— Assignment —
In the records, find every line with the word "icon" and copy it out.

(Saved data entries)
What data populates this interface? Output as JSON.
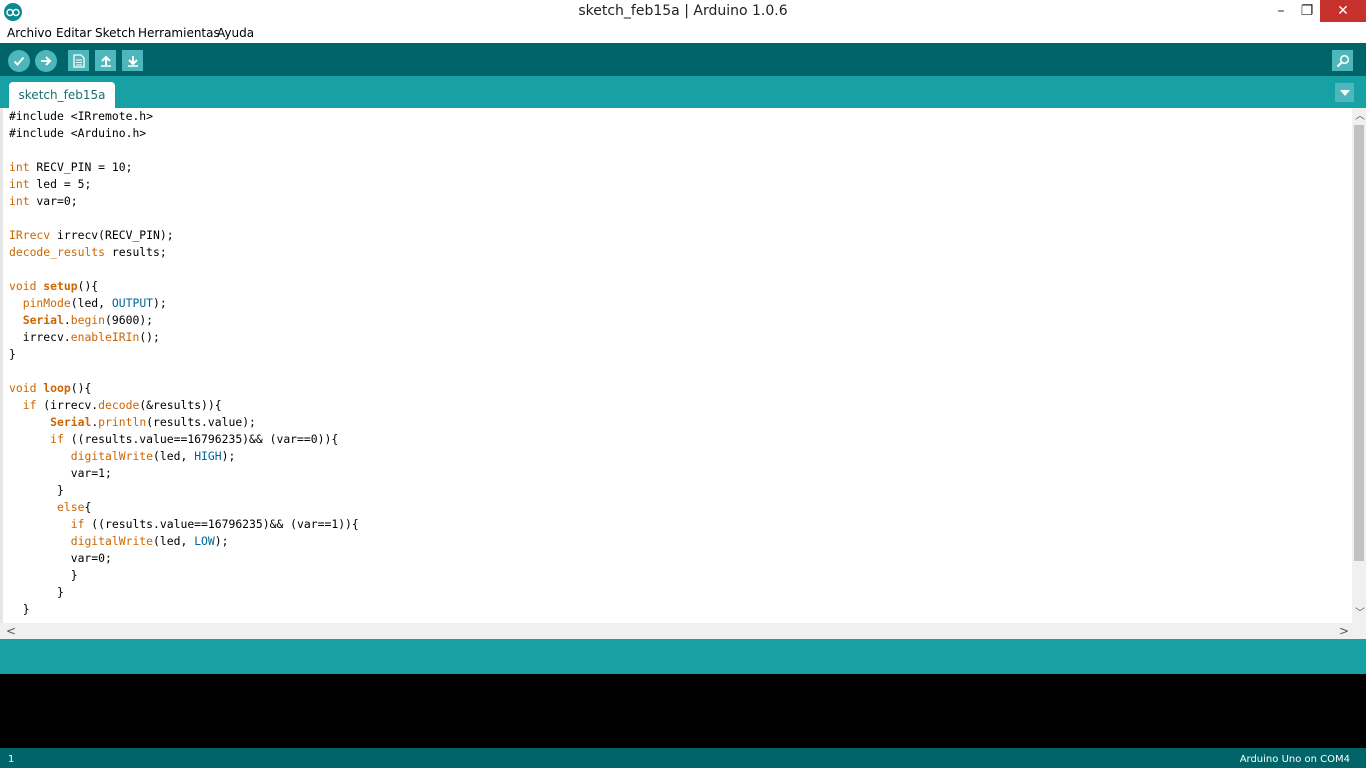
{
  "window": {
    "title": "sketch_feb15a | Arduino 1.0.6",
    "minimize": "–",
    "maximize": "❐",
    "close": "✕"
  },
  "menu": [
    "Archivo",
    "Editar",
    "Sketch",
    "Herramientas",
    "Ayuda"
  ],
  "toolbar": {
    "buttons": [
      "verify-icon",
      "upload-icon",
      "new-icon",
      "open-icon",
      "save-icon",
      "serial-monitor-icon"
    ]
  },
  "tab": {
    "label": "sketch_feb15a"
  },
  "code": {
    "lines": [
      [
        [
          "#include <IRremote.h>",
          "plain"
        ]
      ],
      [
        [
          "#include <Arduino.h>",
          "plain"
        ]
      ],
      [],
      [
        [
          "int",
          "type"
        ],
        [
          " RECV_PIN = 10;",
          "plain"
        ]
      ],
      [
        [
          "int",
          "type"
        ],
        [
          " led = 5;",
          "plain"
        ]
      ],
      [
        [
          "int",
          "type"
        ],
        [
          " var=0;",
          "plain"
        ]
      ],
      [],
      [
        [
          "IRrecv",
          "type"
        ],
        [
          " irrecv(RECV_PIN);",
          "plain"
        ]
      ],
      [
        [
          "decode_results",
          "type"
        ],
        [
          " results;",
          "plain"
        ]
      ],
      [],
      [
        [
          "void",
          "type"
        ],
        [
          " ",
          "plain"
        ],
        [
          "setup",
          "func-bold"
        ],
        [
          "(){",
          "plain"
        ]
      ],
      [
        [
          "  ",
          "plain"
        ],
        [
          "pinMode",
          "func"
        ],
        [
          "(led, ",
          "plain"
        ],
        [
          "OUTPUT",
          "const"
        ],
        [
          ");",
          "plain"
        ]
      ],
      [
        [
          "  ",
          "plain"
        ],
        [
          "Serial",
          "func-bold"
        ],
        [
          ".",
          "plain"
        ],
        [
          "begin",
          "func"
        ],
        [
          "(9600);",
          "plain"
        ]
      ],
      [
        [
          "  irrecv.",
          "plain"
        ],
        [
          "enableIRIn",
          "func"
        ],
        [
          "();",
          "plain"
        ]
      ],
      [
        [
          "}",
          "plain"
        ]
      ],
      [],
      [
        [
          "void",
          "type"
        ],
        [
          " ",
          "plain"
        ],
        [
          "loop",
          "func-bold"
        ],
        [
          "(){",
          "plain"
        ]
      ],
      [
        [
          "  ",
          "plain"
        ],
        [
          "if",
          "type"
        ],
        [
          " (irrecv.",
          "plain"
        ],
        [
          "decode",
          "func"
        ],
        [
          "(&results)){",
          "plain"
        ]
      ],
      [
        [
          "      ",
          "plain"
        ],
        [
          "Serial",
          "func-bold"
        ],
        [
          ".",
          "plain"
        ],
        [
          "println",
          "func"
        ],
        [
          "(results.value);",
          "plain"
        ]
      ],
      [
        [
          "      ",
          "plain"
        ],
        [
          "if",
          "type"
        ],
        [
          " ((results.value==16796235)&& (var==0)){",
          "plain"
        ]
      ],
      [
        [
          "         ",
          "plain"
        ],
        [
          "digitalWrite",
          "func"
        ],
        [
          "(led, ",
          "plain"
        ],
        [
          "HIGH",
          "const"
        ],
        [
          ");",
          "plain"
        ]
      ],
      [
        [
          "         var=1;",
          "plain"
        ]
      ],
      [
        [
          "       }",
          "plain"
        ]
      ],
      [
        [
          "       ",
          "plain"
        ],
        [
          "else",
          "type"
        ],
        [
          "{",
          "plain"
        ]
      ],
      [
        [
          "         ",
          "plain"
        ],
        [
          "if",
          "type"
        ],
        [
          " ((results.value==16796235)&& (var==1)){",
          "plain"
        ]
      ],
      [
        [
          "         ",
          "plain"
        ],
        [
          "digitalWrite",
          "func"
        ],
        [
          "(led, ",
          "plain"
        ],
        [
          "LOW",
          "const"
        ],
        [
          ");",
          "plain"
        ]
      ],
      [
        [
          "         var=0;",
          "plain"
        ]
      ],
      [
        [
          "         }",
          "plain"
        ]
      ],
      [
        [
          "       }",
          "plain"
        ]
      ],
      [
        [
          "  }",
          "plain"
        ]
      ]
    ]
  },
  "colors": {
    "type": "#cc6600",
    "func": "#cc6600",
    "const": "#006699",
    "plain": "#000000"
  },
  "status": {
    "line_number": "1",
    "board": "Arduino Uno on COM4"
  }
}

— Solution to the problem —
      "verify-icon",
      "upload-icon",
      "new-icon",
      "open-icon",
      "save-icon",
      "serial-monitor-icon"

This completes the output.